In an op-ed in today’s Wall Street Journal, my Ethics and Public Policy Center colleagues Yuval Levin and Jim Capretta highlight the “urgent challenge” that the prospect of a Supreme Court victory in King v. Burwell poses for us Obamacare opponents. If the Supreme Court rules that subsidies are not available for individuals who buy health insurance through the federal exchange,
about four million individuals who are currently receiving these subsidies would lose them. For these people, the highly regulated and expensive coverage mandated by the law’s insurance rules might not be affordable. Governors and legislators in those 36 states that declined to set up exchanges may confront intense pressure to quickly restore access to subsidies.
Yuval and Jim urge congressional Republicans to create a better alternative in advance of the Court’s ruling:

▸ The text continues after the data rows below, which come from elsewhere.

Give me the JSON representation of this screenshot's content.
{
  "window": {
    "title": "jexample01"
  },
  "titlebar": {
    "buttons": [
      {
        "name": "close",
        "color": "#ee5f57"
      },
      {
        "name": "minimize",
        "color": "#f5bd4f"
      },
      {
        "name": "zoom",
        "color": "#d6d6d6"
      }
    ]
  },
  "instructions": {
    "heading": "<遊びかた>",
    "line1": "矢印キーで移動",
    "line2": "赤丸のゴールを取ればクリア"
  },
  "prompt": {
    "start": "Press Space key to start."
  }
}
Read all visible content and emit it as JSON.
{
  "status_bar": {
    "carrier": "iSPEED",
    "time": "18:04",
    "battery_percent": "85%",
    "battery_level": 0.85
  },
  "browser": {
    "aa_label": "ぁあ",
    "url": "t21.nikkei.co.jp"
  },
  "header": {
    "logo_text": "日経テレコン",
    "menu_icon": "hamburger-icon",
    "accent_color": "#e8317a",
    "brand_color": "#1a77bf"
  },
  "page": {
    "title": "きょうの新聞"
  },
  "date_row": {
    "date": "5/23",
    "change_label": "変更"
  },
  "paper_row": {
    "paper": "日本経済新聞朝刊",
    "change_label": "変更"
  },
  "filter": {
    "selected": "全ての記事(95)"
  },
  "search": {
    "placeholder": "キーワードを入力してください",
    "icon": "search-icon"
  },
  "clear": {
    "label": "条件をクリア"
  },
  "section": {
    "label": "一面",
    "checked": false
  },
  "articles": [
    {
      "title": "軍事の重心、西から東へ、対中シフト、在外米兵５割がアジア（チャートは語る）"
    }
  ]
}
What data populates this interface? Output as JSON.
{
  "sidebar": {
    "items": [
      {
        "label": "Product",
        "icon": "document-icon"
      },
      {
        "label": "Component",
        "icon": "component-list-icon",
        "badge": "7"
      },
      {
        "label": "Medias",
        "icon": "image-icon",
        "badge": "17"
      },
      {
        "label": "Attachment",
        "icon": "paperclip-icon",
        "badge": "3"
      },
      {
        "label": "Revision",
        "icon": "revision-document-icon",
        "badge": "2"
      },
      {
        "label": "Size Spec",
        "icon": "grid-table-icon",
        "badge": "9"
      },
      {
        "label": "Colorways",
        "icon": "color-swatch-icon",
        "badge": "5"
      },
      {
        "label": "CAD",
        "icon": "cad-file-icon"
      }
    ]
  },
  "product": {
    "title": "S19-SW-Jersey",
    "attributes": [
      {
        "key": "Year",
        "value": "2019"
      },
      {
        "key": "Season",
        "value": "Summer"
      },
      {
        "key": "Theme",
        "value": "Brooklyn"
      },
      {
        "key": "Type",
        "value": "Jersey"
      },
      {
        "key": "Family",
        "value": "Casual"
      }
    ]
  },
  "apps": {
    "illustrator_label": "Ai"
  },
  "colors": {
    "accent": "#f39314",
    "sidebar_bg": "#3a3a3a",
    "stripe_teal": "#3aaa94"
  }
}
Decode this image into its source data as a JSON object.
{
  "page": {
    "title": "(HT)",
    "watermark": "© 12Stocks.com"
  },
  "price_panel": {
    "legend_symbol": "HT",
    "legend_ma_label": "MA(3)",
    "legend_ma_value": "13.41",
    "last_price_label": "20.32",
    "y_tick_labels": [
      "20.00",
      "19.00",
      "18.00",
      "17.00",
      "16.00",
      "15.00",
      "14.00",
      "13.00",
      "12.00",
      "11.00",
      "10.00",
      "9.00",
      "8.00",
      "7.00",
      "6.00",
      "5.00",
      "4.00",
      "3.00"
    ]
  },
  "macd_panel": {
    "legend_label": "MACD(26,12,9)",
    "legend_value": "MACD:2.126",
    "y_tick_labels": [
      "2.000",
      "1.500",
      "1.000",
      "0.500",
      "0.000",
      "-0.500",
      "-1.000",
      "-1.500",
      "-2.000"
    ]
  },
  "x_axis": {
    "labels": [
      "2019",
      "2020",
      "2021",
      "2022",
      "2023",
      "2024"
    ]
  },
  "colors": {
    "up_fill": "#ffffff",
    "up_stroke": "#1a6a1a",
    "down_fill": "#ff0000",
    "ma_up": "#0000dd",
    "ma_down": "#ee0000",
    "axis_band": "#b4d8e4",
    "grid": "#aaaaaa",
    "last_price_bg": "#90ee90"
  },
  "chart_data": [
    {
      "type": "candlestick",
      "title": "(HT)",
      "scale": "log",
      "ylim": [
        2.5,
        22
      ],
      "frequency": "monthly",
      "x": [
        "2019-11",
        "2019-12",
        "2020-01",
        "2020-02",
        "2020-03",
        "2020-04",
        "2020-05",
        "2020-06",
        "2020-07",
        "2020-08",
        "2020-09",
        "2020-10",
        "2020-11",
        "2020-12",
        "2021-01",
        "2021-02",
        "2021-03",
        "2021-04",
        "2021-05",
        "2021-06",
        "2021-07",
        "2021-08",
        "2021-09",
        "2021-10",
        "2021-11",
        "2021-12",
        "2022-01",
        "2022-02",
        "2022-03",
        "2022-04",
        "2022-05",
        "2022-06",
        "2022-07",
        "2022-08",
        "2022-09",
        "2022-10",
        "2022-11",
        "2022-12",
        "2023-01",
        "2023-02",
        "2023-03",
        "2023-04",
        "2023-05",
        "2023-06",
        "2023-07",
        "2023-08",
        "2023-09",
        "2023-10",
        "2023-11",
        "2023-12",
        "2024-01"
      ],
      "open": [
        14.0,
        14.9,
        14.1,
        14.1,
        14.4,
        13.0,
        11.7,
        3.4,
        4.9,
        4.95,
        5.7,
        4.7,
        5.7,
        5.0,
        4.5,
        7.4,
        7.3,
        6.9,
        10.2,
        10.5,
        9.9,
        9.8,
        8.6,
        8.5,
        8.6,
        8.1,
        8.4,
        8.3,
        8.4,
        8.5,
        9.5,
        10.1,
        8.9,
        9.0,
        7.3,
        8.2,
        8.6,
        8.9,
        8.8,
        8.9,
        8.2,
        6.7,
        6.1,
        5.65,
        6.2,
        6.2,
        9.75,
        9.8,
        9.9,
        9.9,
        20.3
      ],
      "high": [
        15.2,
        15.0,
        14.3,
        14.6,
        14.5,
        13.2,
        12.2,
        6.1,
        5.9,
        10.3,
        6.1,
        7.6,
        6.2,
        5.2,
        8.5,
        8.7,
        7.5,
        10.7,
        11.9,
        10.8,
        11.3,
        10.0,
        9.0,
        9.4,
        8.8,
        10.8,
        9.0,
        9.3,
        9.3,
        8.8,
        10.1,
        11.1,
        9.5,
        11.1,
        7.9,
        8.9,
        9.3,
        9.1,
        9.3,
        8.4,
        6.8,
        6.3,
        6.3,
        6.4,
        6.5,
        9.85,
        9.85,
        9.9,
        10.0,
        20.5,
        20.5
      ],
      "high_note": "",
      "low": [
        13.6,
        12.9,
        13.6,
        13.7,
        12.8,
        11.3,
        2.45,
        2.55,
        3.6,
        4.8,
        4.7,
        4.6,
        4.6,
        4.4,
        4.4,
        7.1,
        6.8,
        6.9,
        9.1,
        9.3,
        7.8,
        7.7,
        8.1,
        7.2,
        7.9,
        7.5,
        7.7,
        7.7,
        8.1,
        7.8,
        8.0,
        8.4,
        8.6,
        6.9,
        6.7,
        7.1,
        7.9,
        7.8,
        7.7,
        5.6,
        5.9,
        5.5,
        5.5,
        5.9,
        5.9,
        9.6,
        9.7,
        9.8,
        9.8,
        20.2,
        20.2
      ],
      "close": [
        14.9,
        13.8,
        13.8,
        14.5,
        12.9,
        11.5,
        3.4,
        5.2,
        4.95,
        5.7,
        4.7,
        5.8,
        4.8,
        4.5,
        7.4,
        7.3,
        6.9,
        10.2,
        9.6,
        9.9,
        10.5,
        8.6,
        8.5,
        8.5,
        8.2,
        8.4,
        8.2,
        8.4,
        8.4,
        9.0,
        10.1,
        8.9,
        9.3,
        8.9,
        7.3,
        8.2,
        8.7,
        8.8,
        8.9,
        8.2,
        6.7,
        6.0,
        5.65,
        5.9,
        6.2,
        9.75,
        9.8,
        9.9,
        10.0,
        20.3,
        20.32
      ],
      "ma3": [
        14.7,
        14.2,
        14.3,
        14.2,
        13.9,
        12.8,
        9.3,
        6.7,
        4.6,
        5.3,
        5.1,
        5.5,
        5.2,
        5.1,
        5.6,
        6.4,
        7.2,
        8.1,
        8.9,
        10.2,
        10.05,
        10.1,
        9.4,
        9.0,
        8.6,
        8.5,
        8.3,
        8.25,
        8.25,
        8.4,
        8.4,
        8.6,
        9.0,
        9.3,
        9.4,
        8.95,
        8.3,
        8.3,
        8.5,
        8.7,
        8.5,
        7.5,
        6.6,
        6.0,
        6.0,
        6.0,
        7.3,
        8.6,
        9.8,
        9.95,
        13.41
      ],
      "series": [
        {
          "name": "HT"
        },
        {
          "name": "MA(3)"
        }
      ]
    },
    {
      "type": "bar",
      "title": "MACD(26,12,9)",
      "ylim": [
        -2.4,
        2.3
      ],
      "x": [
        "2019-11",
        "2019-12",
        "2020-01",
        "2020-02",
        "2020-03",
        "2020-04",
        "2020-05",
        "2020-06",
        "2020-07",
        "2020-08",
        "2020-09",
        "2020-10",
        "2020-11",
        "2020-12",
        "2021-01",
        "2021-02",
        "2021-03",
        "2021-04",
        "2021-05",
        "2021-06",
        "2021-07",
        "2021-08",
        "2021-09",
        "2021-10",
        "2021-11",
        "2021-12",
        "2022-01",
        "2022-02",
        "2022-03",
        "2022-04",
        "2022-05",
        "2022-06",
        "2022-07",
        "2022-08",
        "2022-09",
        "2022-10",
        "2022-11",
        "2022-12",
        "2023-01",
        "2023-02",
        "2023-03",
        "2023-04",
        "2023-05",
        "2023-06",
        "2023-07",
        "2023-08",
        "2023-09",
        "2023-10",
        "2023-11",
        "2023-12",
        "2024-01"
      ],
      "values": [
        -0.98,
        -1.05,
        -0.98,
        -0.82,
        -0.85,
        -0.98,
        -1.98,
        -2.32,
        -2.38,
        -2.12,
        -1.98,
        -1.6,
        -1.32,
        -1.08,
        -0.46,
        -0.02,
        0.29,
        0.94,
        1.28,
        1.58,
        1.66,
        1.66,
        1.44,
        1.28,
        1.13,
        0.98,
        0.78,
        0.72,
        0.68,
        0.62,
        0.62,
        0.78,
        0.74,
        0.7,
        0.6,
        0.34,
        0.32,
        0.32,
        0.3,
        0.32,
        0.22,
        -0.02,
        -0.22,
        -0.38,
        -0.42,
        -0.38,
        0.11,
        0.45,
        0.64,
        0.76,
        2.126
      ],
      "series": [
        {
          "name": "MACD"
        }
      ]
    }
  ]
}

The first step is to introduce legislation that would allow any state to opt out of all of ObamaCare’s mandates, regulations, taxes and requirements, and instead opt into a far simpler and more flexible alternative system. In that system, state residents not offered health coverage by their employers could receive a federally funded, age-based credit for the purchase of any state-approved health-insurance product—including those bought outside of any exchange and regardless of whether they meet ObamaCare’s coverage requirements.